— WHAT THIS TASK INVOLVES —
Each record should be copied exactly into the answer, and no picture should go with it.

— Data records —
----

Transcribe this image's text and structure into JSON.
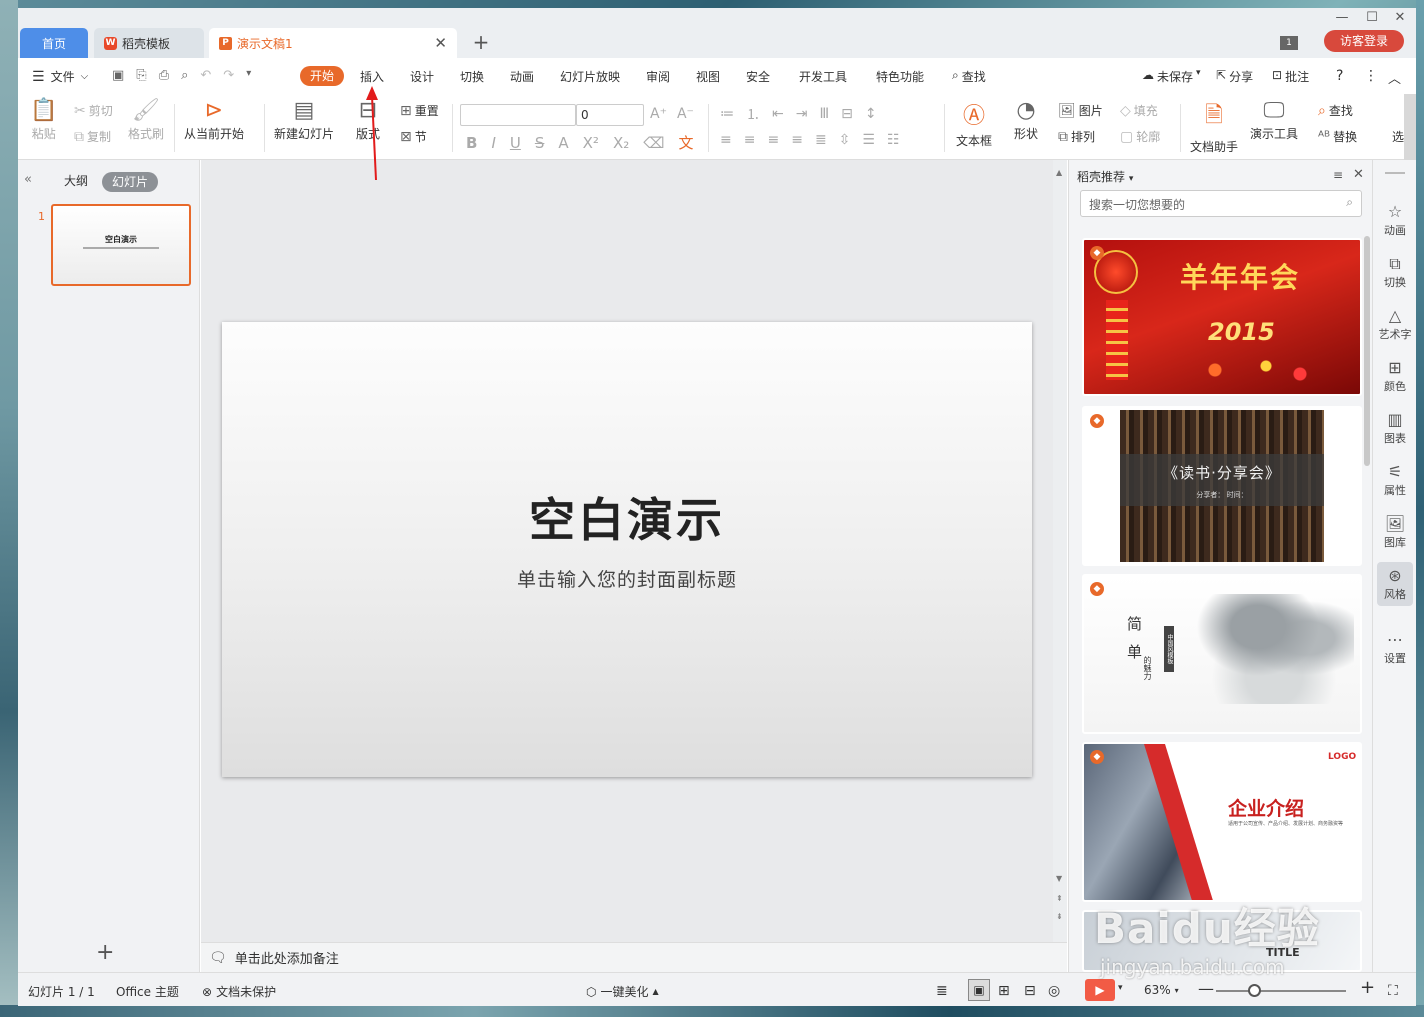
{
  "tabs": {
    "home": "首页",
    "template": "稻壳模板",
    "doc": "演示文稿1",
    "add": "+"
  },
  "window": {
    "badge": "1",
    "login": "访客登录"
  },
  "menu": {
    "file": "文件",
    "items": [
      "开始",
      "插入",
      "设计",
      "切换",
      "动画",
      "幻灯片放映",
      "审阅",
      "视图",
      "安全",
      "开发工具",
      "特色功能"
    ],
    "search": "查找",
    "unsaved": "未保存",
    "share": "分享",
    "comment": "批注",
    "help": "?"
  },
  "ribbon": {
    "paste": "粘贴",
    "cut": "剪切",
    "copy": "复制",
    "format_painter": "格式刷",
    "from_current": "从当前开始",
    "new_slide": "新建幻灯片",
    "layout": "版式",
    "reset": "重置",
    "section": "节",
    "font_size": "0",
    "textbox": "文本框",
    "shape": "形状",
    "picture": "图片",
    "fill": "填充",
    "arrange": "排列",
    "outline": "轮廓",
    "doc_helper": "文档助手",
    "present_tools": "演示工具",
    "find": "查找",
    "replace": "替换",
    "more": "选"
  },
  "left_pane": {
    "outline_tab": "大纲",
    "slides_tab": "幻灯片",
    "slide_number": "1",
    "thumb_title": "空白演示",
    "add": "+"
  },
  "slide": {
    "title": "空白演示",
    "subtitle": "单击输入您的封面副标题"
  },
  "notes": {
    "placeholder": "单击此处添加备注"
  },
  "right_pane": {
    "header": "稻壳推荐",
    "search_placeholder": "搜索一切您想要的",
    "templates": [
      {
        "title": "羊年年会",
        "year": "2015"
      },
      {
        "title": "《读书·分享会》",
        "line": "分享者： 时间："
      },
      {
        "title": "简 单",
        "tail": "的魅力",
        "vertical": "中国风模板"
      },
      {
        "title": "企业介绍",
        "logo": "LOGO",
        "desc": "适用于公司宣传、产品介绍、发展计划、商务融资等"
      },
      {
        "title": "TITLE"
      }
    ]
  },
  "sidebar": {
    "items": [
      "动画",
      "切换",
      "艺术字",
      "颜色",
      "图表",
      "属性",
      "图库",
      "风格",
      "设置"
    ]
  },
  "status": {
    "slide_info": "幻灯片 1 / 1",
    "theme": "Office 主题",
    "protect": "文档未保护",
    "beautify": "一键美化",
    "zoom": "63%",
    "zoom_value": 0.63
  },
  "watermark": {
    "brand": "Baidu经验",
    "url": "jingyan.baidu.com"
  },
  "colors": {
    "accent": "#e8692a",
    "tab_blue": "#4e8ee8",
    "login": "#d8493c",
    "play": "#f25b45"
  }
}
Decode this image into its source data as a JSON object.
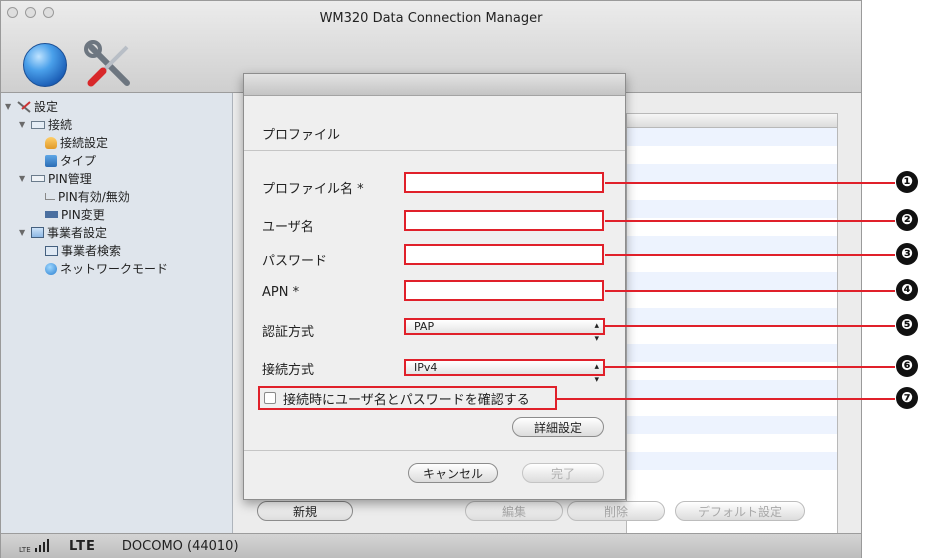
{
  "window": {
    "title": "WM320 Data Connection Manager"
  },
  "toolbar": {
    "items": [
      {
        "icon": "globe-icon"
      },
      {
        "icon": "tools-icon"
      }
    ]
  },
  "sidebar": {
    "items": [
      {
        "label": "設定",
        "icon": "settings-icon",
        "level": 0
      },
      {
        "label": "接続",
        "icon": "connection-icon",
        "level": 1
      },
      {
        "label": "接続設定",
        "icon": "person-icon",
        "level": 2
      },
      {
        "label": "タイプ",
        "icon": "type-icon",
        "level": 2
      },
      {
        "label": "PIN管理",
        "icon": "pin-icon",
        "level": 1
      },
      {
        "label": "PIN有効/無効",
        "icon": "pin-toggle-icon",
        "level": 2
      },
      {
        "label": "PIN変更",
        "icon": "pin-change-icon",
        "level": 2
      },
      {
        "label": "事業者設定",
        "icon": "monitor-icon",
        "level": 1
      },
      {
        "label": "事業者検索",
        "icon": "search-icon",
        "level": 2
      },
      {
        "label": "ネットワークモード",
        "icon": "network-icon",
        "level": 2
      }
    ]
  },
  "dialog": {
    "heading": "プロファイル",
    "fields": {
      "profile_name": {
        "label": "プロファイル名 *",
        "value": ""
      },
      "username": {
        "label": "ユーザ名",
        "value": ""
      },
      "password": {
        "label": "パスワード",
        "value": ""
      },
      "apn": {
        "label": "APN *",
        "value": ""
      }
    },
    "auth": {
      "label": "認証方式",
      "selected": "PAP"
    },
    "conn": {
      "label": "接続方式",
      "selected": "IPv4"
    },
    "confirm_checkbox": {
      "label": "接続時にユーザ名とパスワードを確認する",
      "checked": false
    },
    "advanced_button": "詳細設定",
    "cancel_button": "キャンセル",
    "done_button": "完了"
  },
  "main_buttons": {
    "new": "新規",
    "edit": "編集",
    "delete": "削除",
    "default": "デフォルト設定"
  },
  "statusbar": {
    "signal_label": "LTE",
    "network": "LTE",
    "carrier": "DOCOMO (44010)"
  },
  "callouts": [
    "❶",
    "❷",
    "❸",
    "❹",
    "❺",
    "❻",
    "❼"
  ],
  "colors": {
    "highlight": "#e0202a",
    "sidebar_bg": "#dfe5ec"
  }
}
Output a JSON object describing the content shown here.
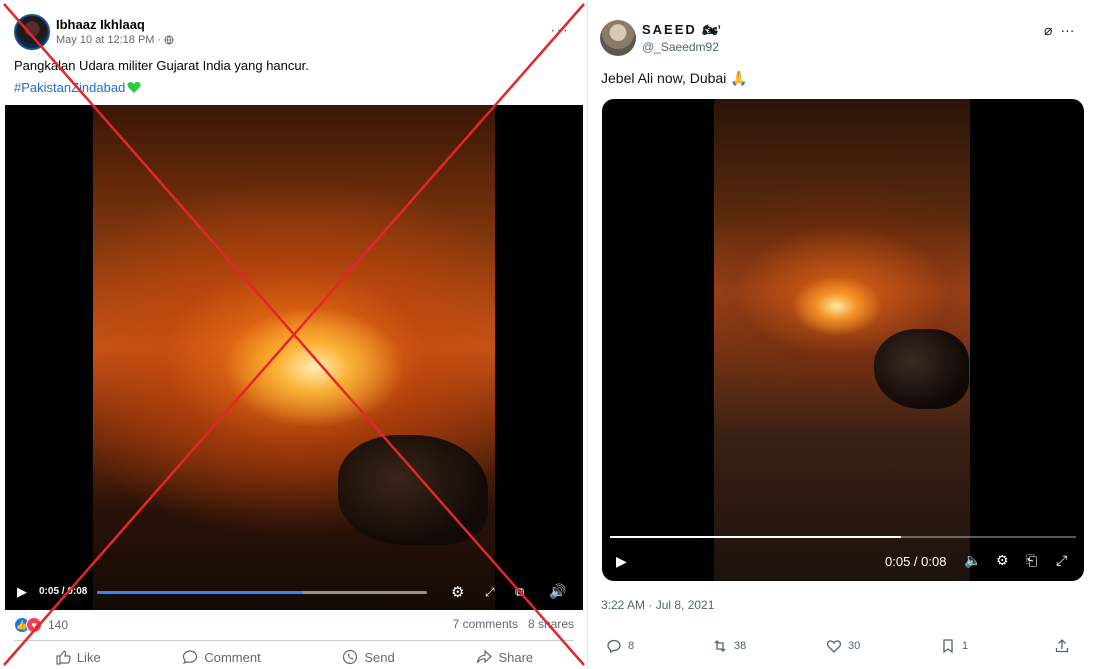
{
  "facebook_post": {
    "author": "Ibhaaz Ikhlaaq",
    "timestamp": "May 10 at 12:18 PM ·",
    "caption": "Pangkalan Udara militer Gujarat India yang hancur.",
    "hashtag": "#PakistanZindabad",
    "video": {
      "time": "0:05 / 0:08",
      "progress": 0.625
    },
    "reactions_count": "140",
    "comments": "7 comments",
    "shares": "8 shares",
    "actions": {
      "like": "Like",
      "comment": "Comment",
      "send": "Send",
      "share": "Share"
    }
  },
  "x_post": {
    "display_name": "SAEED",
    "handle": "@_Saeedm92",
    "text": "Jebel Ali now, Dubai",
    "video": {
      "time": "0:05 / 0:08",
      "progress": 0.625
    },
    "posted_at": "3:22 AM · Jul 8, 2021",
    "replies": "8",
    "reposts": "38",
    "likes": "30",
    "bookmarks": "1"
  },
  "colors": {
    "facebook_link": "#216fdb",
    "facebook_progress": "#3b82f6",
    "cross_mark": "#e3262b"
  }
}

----

— SOLUTION FOR THIS EXERCISE —
Transcribe this image's text and structure into JSON.
{
  "tabs": {
    "home": "首页",
    "template": "稻壳模板",
    "doc": "演示文稿1",
    "add": "+"
  },
  "window": {
    "badge": "1",
    "login": "访客登录"
  },
  "menu": {
    "file": "文件",
    "items": [
      "开始",
      "插入",
      "设计",
      "切换",
      "动画",
      "幻灯片放映",
      "审阅",
      "视图",
      "安全",
      "开发工具",
      "特色功能"
    ],
    "search": "查找",
    "unsaved": "未保存",
    "share": "分享",
    "comment": "批注",
    "help": "?"
  },
  "ribbon": {
    "paste": "粘贴",
    "cut": "剪切",
    "copy": "复制",
    "format_painter": "格式刷",
    "from_current": "从当前开始",
    "new_slide": "新建幻灯片",
    "layout": "版式",
    "reset": "重置",
    "section": "节",
    "font_size": "0",
    "textbox": "文本框",
    "shape": "形状",
    "picture": "图片",
    "fill": "填充",
    "arrange": "排列",
    "outline": "轮廓",
    "doc_helper": "文档助手",
    "present_tools": "演示工具",
    "find": "查找",
    "replace": "替换",
    "more": "选"
  },
  "left_pane": {
    "outline_tab": "大纲",
    "slides_tab": "幻灯片",
    "slide_number": "1",
    "thumb_title": "空白演示",
    "add": "+"
  },
  "slide": {
    "title": "空白演示",
    "subtitle": "单击输入您的封面副标题"
  },
  "notes": {
    "placeholder": "单击此处添加备注"
  },
  "right_pane": {
    "header": "稻壳推荐",
    "search_placeholder": "搜索一切您想要的",
    "templates": [
      {
        "title": "羊年年会",
        "year": "2015"
      },
      {
        "title": "《读书·分享会》",
        "line": "分享者： 时间："
      },
      {
        "title": "简 单",
        "tail": "的魅力",
        "vertical": "中国风模板"
      },
      {
        "title": "企业介绍",
        "logo": "LOGO",
        "desc": "适用于公司宣传、产品介绍、发展计划、商务融资等"
      },
      {
        "title": "TITLE"
      }
    ]
  },
  "sidebar": {
    "items": [
      "动画",
      "切换",
      "艺术字",
      "颜色",
      "图表",
      "属性",
      "图库",
      "风格",
      "设置"
    ]
  },
  "status": {
    "slide_info": "幻灯片 1 / 1",
    "theme": "Office 主题",
    "protect": "文档未保护",
    "beautify": "一键美化",
    "zoom": "63%",
    "zoom_value": 0.63
  },
  "watermark": {
    "brand": "Baidu经验",
    "url": "jingyan.baidu.com"
  },
  "colors": {
    "accent": "#e8692a",
    "tab_blue": "#4e8ee8",
    "login": "#d8493c",
    "play": "#f25b45"
  }
}
Decode this image into its source data as a JSON object.
{
  "window": {
    "title": "WM320 Data Connection Manager"
  },
  "toolbar": {
    "items": [
      {
        "icon": "globe-icon"
      },
      {
        "icon": "tools-icon"
      }
    ]
  },
  "sidebar": {
    "items": [
      {
        "label": "設定",
        "icon": "settings-icon",
        "level": 0
      },
      {
        "label": "接続",
        "icon": "connection-icon",
        "level": 1
      },
      {
        "label": "接続設定",
        "icon": "person-icon",
        "level": 2
      },
      {
        "label": "タイプ",
        "icon": "type-icon",
        "level": 2
      },
      {
        "label": "PIN管理",
        "icon": "pin-icon",
        "level": 1
      },
      {
        "label": "PIN有効/無効",
        "icon": "pin-toggle-icon",
        "level": 2
      },
      {
        "label": "PIN変更",
        "icon": "pin-change-icon",
        "level": 2
      },
      {
        "label": "事業者設定",
        "icon": "monitor-icon",
        "level": 1
      },
      {
        "label": "事業者検索",
        "icon": "search-icon",
        "level": 2
      },
      {
        "label": "ネットワークモード",
        "icon": "network-icon",
        "level": 2
      }
    ]
  },
  "dialog": {
    "heading": "プロファイル",
    "fields": {
      "profile_name": {
        "label": "プロファイル名 *",
        "value": ""
      },
      "username": {
        "label": "ユーザ名",
        "value": ""
      },
      "password": {
        "label": "パスワード",
        "value": ""
      },
      "apn": {
        "label": "APN *",
        "value": ""
      }
    },
    "auth": {
      "label": "認証方式",
      "selected": "PAP"
    },
    "conn": {
      "label": "接続方式",
      "selected": "IPv4"
    },
    "confirm_checkbox": {
      "label": "接続時にユーザ名とパスワードを確認する",
      "checked": false
    },
    "advanced_button": "詳細設定",
    "cancel_button": "キャンセル",
    "done_button": "完了"
  },
  "main_buttons": {
    "new": "新規",
    "edit": "編集",
    "delete": "削除",
    "default": "デフォルト設定"
  },
  "statusbar": {
    "signal_label": "LTE",
    "network": "LTE",
    "carrier": "DOCOMO (44010)"
  },
  "callouts": [
    "❶",
    "❷",
    "❸",
    "❹",
    "❺",
    "❻",
    "❼"
  ],
  "colors": {
    "highlight": "#e0202a",
    "sidebar_bg": "#dfe5ec"
  }
}
Output a JSON object describing the content shown here.
{
  "facebook_post": {
    "author": "Ibhaaz Ikhlaaq",
    "timestamp": "May 10 at 12:18 PM ·",
    "caption": "Pangkalan Udara militer Gujarat India yang hancur.",
    "hashtag": "#PakistanZindabad",
    "video": {
      "time": "0:05 / 0:08",
      "progress": 0.625
    },
    "reactions_count": "140",
    "comments": "7 comments",
    "shares": "8 shares",
    "actions": {
      "like": "Like",
      "comment": "Comment",
      "send": "Send",
      "share": "Share"
    }
  },
  "x_post": {
    "display_name": "SAEED",
    "handle": "@_Saeedm92",
    "text": "Jebel Ali now, Dubai",
    "video": {
      "time": "0:05 / 0:08",
      "progress": 0.625
    },
    "posted_at": "3:22 AM · Jul 8, 2021",
    "replies": "8",
    "reposts": "38",
    "likes": "30",
    "bookmarks": "1"
  },
  "colors": {
    "facebook_link": "#216fdb",
    "facebook_progress": "#3b82f6",
    "cross_mark": "#e3262b"
  }
}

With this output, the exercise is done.